Description of the task » Retype the entries exactly, but skip the pictures.

——

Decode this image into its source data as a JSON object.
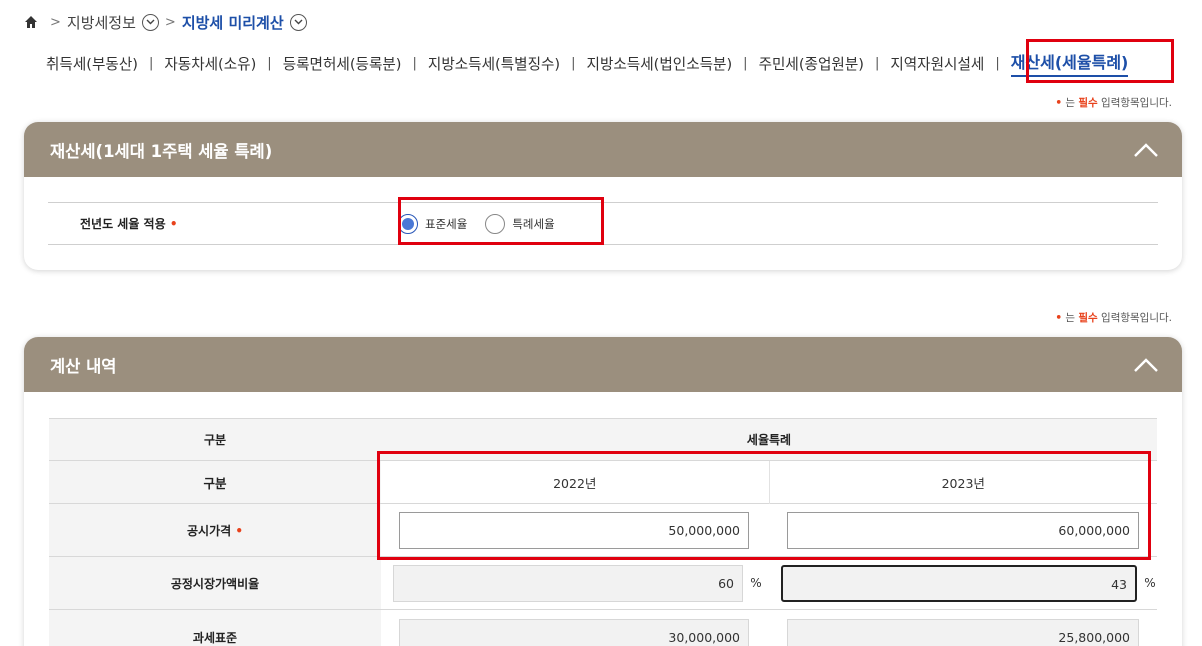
{
  "breadcrumb": {
    "parent": "지방세정보",
    "current": "지방세 미리계산"
  },
  "tabs": [
    {
      "label": "취득세(부동산)"
    },
    {
      "label": "자동차세(소유)"
    },
    {
      "label": "등록면허세(등록분)"
    },
    {
      "label": "지방소득세(특별징수)"
    },
    {
      "label": "지방소득세(법인소득분)"
    },
    {
      "label": "주민세(종업원분)"
    },
    {
      "label": "지역자원시설세"
    },
    {
      "label": "재산세(세율특례)"
    }
  ],
  "tab_separator": "|",
  "required_note": {
    "dot": "•",
    "prefix": "는 ",
    "must": "필수",
    "suffix": " 입력항목입니다."
  },
  "panel1": {
    "title": "재산세(1세대 1주택 세율 특례)",
    "field_label": "전년도 세율 적용",
    "required_dot": "•",
    "options": [
      {
        "label": "표준세율",
        "checked": true
      },
      {
        "label": "특례세율",
        "checked": false
      }
    ]
  },
  "panel2": {
    "title": "계산 내역",
    "header": {
      "col1": "구분",
      "col2": "세율특례"
    },
    "rows": {
      "year": {
        "label": "구분",
        "v1": "2022년",
        "v2": "2023년"
      },
      "price": {
        "label": "공시가격",
        "dot": "•",
        "v1": "50,000,000",
        "v2": "60,000,000"
      },
      "ratio": {
        "label": "공정시장가액비율",
        "v1": "60",
        "v2": "43",
        "unit": "%"
      },
      "base": {
        "label": "과세표준",
        "v1": "30,000,000",
        "v2": "25,800,000"
      }
    }
  },
  "colors": {
    "accent": "#1d4fa8",
    "panel_header": "#9b8f7e",
    "highlight": "#e0000f",
    "required": "#e8421c"
  }
}
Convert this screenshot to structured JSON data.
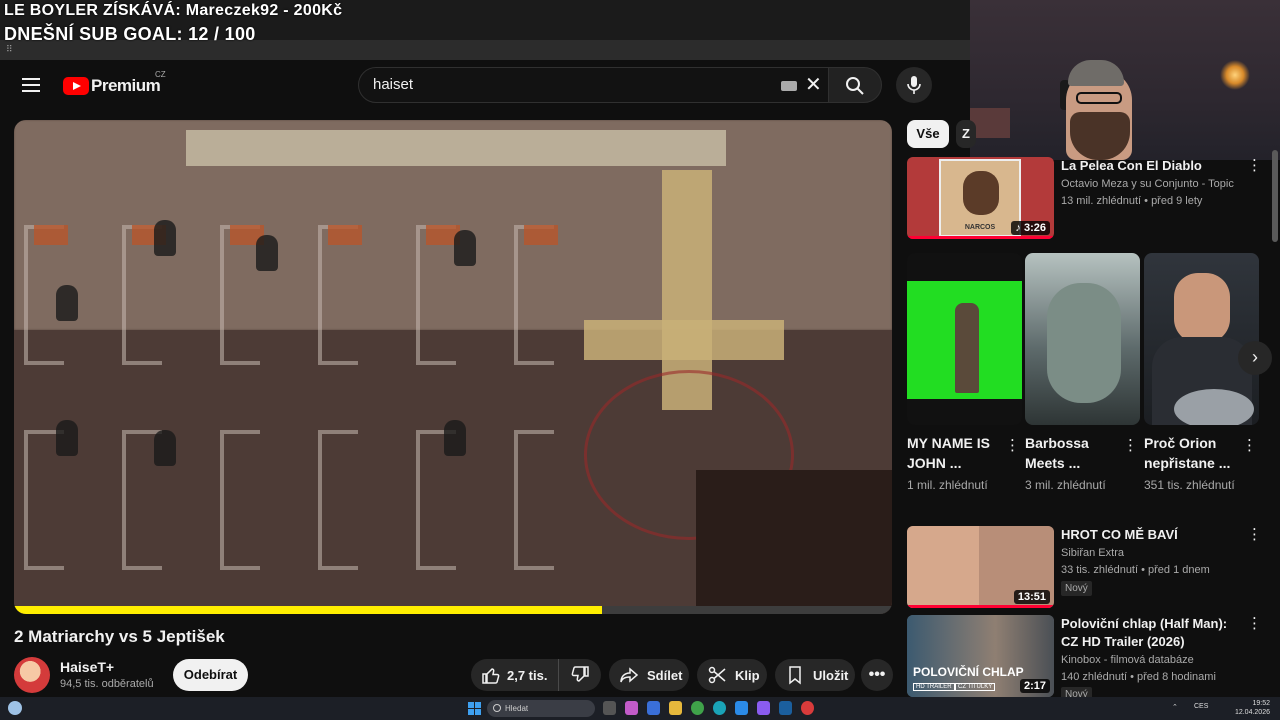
{
  "overlay": {
    "line1": "LE BOYLER ZÍSKÁVÁ: Mareczek92 - 200Kč",
    "line2": "DNEŠNÍ SUB GOAL: 12 / 100"
  },
  "header": {
    "logo_text": "Premium",
    "logo_country": "CZ",
    "search_value": "haiset",
    "icons": [
      "menu-icon",
      "keyboard-icon",
      "clear-icon",
      "search-icon",
      "mic-icon"
    ]
  },
  "video": {
    "title": "2 Matriarchy vs 5 Jeptišek",
    "progress": 0.67,
    "channel": "HaiseT+",
    "subscribers": "94,5 tis. odběratelů",
    "subscribe_label": "Odebírat",
    "likes": "2,7 tis.",
    "share_label": "Sdílet",
    "clip_label": "Klip",
    "save_label": "Uložit",
    "more_label": "•••"
  },
  "chips": {
    "active": "Vše",
    "next": "Z"
  },
  "recs": [
    {
      "title": "La Pelea Con El Diablo",
      "channel": "Octavio Meza y su Conjunto - Topic",
      "stats": "13 mil. zhlédnutí • před 9 lety",
      "duration": "♪ 3:26",
      "watched": 1.0,
      "thumb_text": "NARCOS"
    },
    {
      "title": "HROT CO MĚ BAVÍ",
      "channel": "Sibiřan Extra",
      "stats": "33 tis. zhlédnutí • před 1 dnem",
      "badge": "Nový",
      "duration": "13:51",
      "watched": 1.0
    },
    {
      "title": "Poloviční chlap (Half Man): CZ HD Trailer (2026)",
      "channel": "Kinobox - filmová databáze",
      "stats": "140 zhlédnutí • před 8 hodinami",
      "badge": "Nový",
      "duration": "2:17",
      "thumb_text": "POLOVIČNÍ CHLAP",
      "thumb_tag1": "HD TRAILER",
      "thumb_tag2": "CZ TITULKY"
    }
  ],
  "shorts": [
    {
      "title": "MY NAME IS JOHN ...",
      "views": "1 mil. zhlédnutí"
    },
    {
      "title": "Barbossa Meets ...",
      "views": "3 mil. zhlédnutí"
    },
    {
      "title": "Proč Orion nepřistane ...",
      "views": "351 tis. zhlédnutí"
    }
  ],
  "taskbar": {
    "search_placeholder": "Hledat",
    "lang": "CES",
    "time": "19:52",
    "date": "12.04.2026"
  },
  "colors": {
    "accent_red": "#ff0000",
    "progress_yellow": "#ffee00",
    "bg": "#0f0f0f"
  }
}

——

Result below »
Decode this image into its source data as a JSON object.
{
  "breadcrumb": {
    "parent": "지방세정보",
    "current": "지방세 미리계산"
  },
  "tabs": [
    {
      "label": "취득세(부동산)"
    },
    {
      "label": "자동차세(소유)"
    },
    {
      "label": "등록면허세(등록분)"
    },
    {
      "label": "지방소득세(특별징수)"
    },
    {
      "label": "지방소득세(법인소득분)"
    },
    {
      "label": "주민세(종업원분)"
    },
    {
      "label": "지역자원시설세"
    },
    {
      "label": "재산세(세율특례)"
    }
  ],
  "tab_separator": "|",
  "required_note": {
    "dot": "•",
    "prefix": "는 ",
    "must": "필수",
    "suffix": " 입력항목입니다."
  },
  "panel1": {
    "title": "재산세(1세대 1주택 세율 특례)",
    "field_label": "전년도 세율 적용",
    "required_dot": "•",
    "options": [
      {
        "label": "표준세율",
        "checked": true
      },
      {
        "label": "특례세율",
        "checked": false
      }
    ]
  },
  "panel2": {
    "title": "계산 내역",
    "header": {
      "col1": "구분",
      "col2": "세율특례"
    },
    "rows": {
      "year": {
        "label": "구분",
        "v1": "2022년",
        "v2": "2023년"
      },
      "price": {
        "label": "공시가격",
        "dot": "•",
        "v1": "50,000,000",
        "v2": "60,000,000"
      },
      "ratio": {
        "label": "공정시장가액비율",
        "v1": "60",
        "v2": "43",
        "unit": "%"
      },
      "base": {
        "label": "과세표준",
        "v1": "30,000,000",
        "v2": "25,800,000"
      }
    }
  },
  "colors": {
    "accent": "#1d4fa8",
    "panel_header": "#9b8f7e",
    "highlight": "#e0000f",
    "required": "#e8421c"
  }
}
Convert this screenshot to structured JSON data.
{
  "overlay": {
    "line1": "LE BOYLER ZÍSKÁVÁ: Mareczek92 - 200Kč",
    "line2": "DNEŠNÍ SUB GOAL: 12 / 100"
  },
  "header": {
    "logo_text": "Premium",
    "logo_country": "CZ",
    "search_value": "haiset",
    "icons": [
      "menu-icon",
      "keyboard-icon",
      "clear-icon",
      "search-icon",
      "mic-icon"
    ]
  },
  "video": {
    "title": "2 Matriarchy vs 5 Jeptišek",
    "progress": 0.67,
    "channel": "HaiseT+",
    "subscribers": "94,5 tis. odběratelů",
    "subscribe_label": "Odebírat",
    "likes": "2,7 tis.",
    "share_label": "Sdílet",
    "clip_label": "Klip",
    "save_label": "Uložit",
    "more_label": "•••"
  },
  "chips": {
    "active": "Vše",
    "next": "Z"
  },
  "recs": [
    {
      "title": "La Pelea Con El Diablo",
      "channel": "Octavio Meza y su Conjunto - Topic",
      "stats": "13 mil. zhlédnutí • před 9 lety",
      "duration": "♪ 3:26",
      "watched": 1.0,
      "thumb_text": "NARCOS"
    },
    {
      "title": "HROT CO MĚ BAVÍ",
      "channel": "Sibiřan Extra",
      "stats": "33 tis. zhlédnutí • před 1 dnem",
      "badge": "Nový",
      "duration": "13:51",
      "watched": 1.0
    },
    {
      "title": "Poloviční chlap (Half Man): CZ HD Trailer (2026)",
      "channel": "Kinobox - filmová databáze",
      "stats": "140 zhlédnutí • před 8 hodinami",
      "badge": "Nový",
      "duration": "2:17",
      "thumb_text": "POLOVIČNÍ CHLAP",
      "thumb_tag1": "HD TRAILER",
      "thumb_tag2": "CZ TITULKY"
    }
  ],
  "shorts": [
    {
      "title": "MY NAME IS JOHN ...",
      "views": "1 mil. zhlédnutí"
    },
    {
      "title": "Barbossa Meets ...",
      "views": "3 mil. zhlédnutí"
    },
    {
      "title": "Proč Orion nepřistane ...",
      "views": "351 tis. zhlédnutí"
    }
  ],
  "taskbar": {
    "search_placeholder": "Hledat",
    "lang": "CES",
    "time": "19:52",
    "date": "12.04.2026"
  },
  "colors": {
    "accent_red": "#ff0000",
    "progress_yellow": "#ffee00",
    "bg": "#0f0f0f"
  }
}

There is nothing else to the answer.